 Senator McCarthy’s speech in Wheeling, West Virginia, February 9, 1950.
 The division of security came within the State Department’s office of consular services, which would keep records of US citizens working abroad.
 Robert A Schow would rise to the rank of Major-General and become the US army’s head of intelligence in 1956.
 In his autobiography, The Third Man, Peter Mandelson refers to my grandmother and my aunt, Sylvie, as having “suggested that we rekindle the dormant local branch of the Young Socialists” (p48).
 All the Gordon Stephenson letters quoted in this piece are from the University of Liverpool archives. In an online note about the archives, the university states that Stephenson was “refused a visa by the McCarthy House Un-American Activities Committee”. This is not the case. He was not the subject of a HUAC investigation. The correspondence in the archive itself shows that the refusal was by the State Department based on his association with two people, one of whom was my father.
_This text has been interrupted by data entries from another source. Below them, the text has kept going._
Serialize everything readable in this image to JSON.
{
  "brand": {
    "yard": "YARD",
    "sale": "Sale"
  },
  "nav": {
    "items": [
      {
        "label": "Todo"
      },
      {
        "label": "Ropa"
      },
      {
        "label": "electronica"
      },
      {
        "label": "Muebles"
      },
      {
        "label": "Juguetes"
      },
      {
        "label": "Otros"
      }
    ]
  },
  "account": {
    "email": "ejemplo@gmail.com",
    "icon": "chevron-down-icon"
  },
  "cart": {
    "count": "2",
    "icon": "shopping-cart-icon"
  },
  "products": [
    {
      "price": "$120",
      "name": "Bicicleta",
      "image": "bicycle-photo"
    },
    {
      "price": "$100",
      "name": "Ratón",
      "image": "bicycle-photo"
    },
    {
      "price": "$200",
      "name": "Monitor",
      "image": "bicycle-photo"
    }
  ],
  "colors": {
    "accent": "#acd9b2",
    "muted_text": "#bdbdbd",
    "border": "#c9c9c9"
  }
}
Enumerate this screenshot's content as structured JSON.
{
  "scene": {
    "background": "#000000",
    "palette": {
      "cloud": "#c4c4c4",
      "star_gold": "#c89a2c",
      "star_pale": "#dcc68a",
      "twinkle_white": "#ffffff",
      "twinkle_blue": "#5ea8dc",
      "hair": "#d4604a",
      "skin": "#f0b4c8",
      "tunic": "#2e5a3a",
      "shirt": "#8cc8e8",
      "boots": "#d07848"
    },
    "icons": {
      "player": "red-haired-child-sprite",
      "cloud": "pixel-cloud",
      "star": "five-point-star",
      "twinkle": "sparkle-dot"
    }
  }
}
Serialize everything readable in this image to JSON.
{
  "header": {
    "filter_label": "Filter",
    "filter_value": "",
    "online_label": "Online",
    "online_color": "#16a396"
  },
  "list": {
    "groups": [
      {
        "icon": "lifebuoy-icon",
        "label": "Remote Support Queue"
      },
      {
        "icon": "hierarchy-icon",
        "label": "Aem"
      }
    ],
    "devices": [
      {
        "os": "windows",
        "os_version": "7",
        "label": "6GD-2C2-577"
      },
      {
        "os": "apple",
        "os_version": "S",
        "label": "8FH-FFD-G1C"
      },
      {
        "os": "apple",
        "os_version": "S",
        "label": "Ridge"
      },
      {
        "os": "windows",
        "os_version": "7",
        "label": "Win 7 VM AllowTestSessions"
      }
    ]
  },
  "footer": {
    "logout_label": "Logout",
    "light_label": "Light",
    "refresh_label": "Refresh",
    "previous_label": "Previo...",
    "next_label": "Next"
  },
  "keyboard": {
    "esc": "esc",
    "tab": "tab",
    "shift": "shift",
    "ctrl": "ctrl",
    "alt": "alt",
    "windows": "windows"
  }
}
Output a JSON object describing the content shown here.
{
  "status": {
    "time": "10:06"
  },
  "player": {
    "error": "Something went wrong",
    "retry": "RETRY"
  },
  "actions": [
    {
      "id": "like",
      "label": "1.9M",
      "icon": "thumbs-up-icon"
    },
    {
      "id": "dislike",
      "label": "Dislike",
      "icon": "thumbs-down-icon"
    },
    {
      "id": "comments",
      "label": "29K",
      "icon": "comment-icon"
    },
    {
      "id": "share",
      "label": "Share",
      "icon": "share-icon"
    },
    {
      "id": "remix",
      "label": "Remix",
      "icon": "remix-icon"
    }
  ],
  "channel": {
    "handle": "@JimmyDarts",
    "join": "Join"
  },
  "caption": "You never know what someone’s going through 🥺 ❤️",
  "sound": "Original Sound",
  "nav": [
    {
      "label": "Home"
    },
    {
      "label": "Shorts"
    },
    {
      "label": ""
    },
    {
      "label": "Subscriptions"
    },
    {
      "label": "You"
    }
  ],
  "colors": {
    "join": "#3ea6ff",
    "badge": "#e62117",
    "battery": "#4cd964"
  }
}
This reference to McCarthy and HUAC reflects the common misunderstanding in Britain about the nature of the witch-hunt, which was actually led by the FBI and started before McCarthy even became a senator.
 See Part 2 of Feds Under The Bed for the Williams story.
 Buildings on both the Perth and Liverpool university campuses are named after him.
 According to files released by the UK National Archive.
 In addition, numerous people, such as Trumbo and Hammett, were imprisoned for contempt of either Congress or court.
 In Yates v the United States, 1957, the Supreme Court upholds the appeal of 14 California communists by a 6-1 margin.
 House Un-American Activities Committee, Annual Report, 1959.